Futures were mixed overnight with May 13 wheat up 6.5 cents at 710 cents/bushel. It traded both sides of unchanged and both the Kansas and Chicago exchanges saw pressure from corn and beans along with a stronger USD overnight. Profit-taking and favourable weather in the eastern corn belt also pressured CBOT wheat. Despite all this negativity, it posted gains. May corn fell 4 cents to close at 710.25 cents. Profit taking and a higher USD were the driving forces behind corn’s decline. Added to the negative tone was lower ethanol production for the week (1% lower than last week and 10.7% lower than the previous year). Corn use needs to average 87.9 million bushels each week to meet the USDA’s projections and this week was sitting just over 83 million bushels. According to data, there appears to be a short-term negative outlook for the corn market.

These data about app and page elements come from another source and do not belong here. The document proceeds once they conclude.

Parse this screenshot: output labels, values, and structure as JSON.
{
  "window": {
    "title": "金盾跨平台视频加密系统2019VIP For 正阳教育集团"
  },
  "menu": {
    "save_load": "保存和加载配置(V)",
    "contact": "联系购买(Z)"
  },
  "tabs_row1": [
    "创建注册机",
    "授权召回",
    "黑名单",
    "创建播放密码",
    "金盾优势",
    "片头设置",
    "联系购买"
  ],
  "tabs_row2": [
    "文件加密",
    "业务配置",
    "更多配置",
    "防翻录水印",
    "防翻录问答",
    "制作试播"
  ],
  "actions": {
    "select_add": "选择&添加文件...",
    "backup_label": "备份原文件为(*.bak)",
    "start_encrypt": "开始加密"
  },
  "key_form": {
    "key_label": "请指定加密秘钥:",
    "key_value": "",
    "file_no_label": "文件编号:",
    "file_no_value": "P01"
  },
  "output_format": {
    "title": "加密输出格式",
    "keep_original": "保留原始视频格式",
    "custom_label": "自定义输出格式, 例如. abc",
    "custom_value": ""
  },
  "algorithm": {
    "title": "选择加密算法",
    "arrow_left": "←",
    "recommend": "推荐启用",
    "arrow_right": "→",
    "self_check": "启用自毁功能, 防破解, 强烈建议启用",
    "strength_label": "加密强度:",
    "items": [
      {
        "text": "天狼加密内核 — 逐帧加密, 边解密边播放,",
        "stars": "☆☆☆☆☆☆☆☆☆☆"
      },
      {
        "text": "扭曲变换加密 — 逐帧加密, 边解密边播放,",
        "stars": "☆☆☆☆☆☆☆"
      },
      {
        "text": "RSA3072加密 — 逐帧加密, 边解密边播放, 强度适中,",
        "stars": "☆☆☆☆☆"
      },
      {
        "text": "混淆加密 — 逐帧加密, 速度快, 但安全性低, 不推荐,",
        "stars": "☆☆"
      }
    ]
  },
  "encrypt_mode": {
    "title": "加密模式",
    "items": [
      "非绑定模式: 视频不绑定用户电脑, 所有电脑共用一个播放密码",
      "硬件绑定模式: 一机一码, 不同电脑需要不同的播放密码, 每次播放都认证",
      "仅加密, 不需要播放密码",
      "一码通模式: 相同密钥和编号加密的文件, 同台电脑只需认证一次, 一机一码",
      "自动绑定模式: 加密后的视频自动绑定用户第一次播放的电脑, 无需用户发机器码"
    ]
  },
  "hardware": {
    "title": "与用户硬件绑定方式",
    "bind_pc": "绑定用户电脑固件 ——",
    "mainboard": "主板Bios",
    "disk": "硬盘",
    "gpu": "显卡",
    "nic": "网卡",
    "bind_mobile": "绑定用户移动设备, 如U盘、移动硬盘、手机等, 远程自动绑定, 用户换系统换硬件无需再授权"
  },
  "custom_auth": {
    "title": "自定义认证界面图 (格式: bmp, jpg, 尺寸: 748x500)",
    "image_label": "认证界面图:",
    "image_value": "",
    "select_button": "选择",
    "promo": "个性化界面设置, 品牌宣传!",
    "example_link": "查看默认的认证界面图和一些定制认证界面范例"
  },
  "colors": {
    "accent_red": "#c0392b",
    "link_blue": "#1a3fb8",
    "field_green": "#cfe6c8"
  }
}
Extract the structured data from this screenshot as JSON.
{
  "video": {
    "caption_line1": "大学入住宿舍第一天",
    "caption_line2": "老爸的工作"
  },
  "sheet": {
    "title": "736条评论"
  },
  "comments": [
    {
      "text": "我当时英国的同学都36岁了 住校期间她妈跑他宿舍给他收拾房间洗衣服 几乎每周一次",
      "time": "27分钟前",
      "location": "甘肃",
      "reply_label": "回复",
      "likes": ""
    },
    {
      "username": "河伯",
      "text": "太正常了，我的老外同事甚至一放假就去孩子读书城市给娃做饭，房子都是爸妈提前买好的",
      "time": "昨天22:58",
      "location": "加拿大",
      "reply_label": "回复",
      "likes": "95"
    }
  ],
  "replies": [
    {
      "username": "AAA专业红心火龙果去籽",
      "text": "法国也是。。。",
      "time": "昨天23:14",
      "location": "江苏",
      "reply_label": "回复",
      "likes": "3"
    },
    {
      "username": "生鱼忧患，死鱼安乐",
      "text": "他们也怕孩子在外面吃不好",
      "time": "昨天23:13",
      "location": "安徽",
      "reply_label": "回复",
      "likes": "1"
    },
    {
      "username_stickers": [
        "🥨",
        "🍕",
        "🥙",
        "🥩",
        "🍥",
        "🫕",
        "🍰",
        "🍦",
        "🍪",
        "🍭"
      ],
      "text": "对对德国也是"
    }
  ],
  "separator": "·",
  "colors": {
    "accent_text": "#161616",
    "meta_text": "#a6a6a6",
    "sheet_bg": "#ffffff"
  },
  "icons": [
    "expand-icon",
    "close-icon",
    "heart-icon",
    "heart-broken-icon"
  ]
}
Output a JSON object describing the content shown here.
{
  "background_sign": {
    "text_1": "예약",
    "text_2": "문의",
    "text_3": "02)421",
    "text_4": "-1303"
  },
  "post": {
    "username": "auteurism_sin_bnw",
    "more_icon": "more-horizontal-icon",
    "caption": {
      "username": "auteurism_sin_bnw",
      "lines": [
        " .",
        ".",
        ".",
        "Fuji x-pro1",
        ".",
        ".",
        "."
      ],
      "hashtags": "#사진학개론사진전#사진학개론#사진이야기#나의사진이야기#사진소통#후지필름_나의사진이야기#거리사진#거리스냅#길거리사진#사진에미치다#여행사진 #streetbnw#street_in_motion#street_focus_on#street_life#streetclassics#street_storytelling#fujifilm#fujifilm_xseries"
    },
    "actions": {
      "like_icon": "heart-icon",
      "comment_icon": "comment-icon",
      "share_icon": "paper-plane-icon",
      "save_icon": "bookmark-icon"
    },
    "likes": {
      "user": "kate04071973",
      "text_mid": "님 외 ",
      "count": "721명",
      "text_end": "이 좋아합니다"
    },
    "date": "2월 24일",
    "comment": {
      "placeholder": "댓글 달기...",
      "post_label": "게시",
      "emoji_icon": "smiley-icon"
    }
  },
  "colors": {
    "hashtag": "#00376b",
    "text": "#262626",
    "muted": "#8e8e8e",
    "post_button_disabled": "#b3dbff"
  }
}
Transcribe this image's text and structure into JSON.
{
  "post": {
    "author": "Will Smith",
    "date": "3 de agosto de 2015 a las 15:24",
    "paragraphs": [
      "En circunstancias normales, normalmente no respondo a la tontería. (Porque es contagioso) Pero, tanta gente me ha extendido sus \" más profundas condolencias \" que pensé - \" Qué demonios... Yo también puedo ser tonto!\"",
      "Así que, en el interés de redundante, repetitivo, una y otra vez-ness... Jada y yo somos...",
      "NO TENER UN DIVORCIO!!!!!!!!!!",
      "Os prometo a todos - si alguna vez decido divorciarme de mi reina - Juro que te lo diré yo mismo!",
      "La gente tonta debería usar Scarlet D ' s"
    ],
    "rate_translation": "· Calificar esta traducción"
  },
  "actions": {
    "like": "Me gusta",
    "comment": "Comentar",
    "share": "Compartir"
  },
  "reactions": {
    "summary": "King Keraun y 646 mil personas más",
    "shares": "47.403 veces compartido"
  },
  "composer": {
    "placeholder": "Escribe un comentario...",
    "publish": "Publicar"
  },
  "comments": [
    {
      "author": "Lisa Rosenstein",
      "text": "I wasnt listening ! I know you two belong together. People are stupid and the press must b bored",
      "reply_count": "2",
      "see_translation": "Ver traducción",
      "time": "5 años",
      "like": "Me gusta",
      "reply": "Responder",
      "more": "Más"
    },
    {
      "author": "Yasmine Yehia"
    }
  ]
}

Soybeans posted massive losses overnight and the May contract fell 22 cents to close at 1446.75 cents/bushel. China’s port stocks are now shifting to stable levels as Brazilian vessels make way to fresh supplies. Rumours that US soybean sales cancellations could emerge are appearing. Favourable weather conditions for Central Brazil in the next week also added pressure to the beans market. Cotton posted strong gains overnight with the May contract up 126 points overnight and closed at 88.59 cents/pound. Support came from better-than-expected US retail sales.
Sorghum continues to be harvested in the northern regions and quality is still mixed, with borderline/low test weight the biggest issue this year. We have homes for prompt SOR1 xf for all regions and competitive system prices. Buyers for SOR2 are limited as consumers aren’t looking to take large volumes of off-grade sorghum. We also have a number of options for corn, both Prime Maize and Feed and for prompt pick-up. We have delivered Downs/Brisbane options as well as XF from the border regions, through to LPP and Central West locations. Please contact us if you are looking to price corn. On the wheat front, demand has pulled back for some grades as exporters are telling us that southern grain is anywhere between $10-20/mt ‘cheaper’ than our grain and southern NSW/Victorian growers are active sellers at the moment. In saying this, we do have demand for APW, H12 and generic H2 delivered Narrabri, as well as Gherkes. We also have demand for 70/10 in all regions on-farm.
Chickpea values are softer this week for delivery into Narrabri as immediate shorts have been filled. Last week we were seeing $500-505/mt delivered Narrabri, this week prices are closer to $475-480 delivered. Delivered Downs for Mar/April delivery is $500-505 and April/May $520-525/mt. Feedback from buyers on chickpeas is that demand from the subcontinent is very thin and one anecdotal report suggesting the subcontinent have enough stock to get them through to the Ramadan period, hence minimal demand. Ramadan period this year begins 9th July which is much earlier than usual, so vessels would need to be on the water by late May/early June to meet this period. Mungbean values remain steady this week at $850-900 delivered Goondi for a hectare-based contract. Please contact us to discuss ‘bells & whistles’ around these contracts.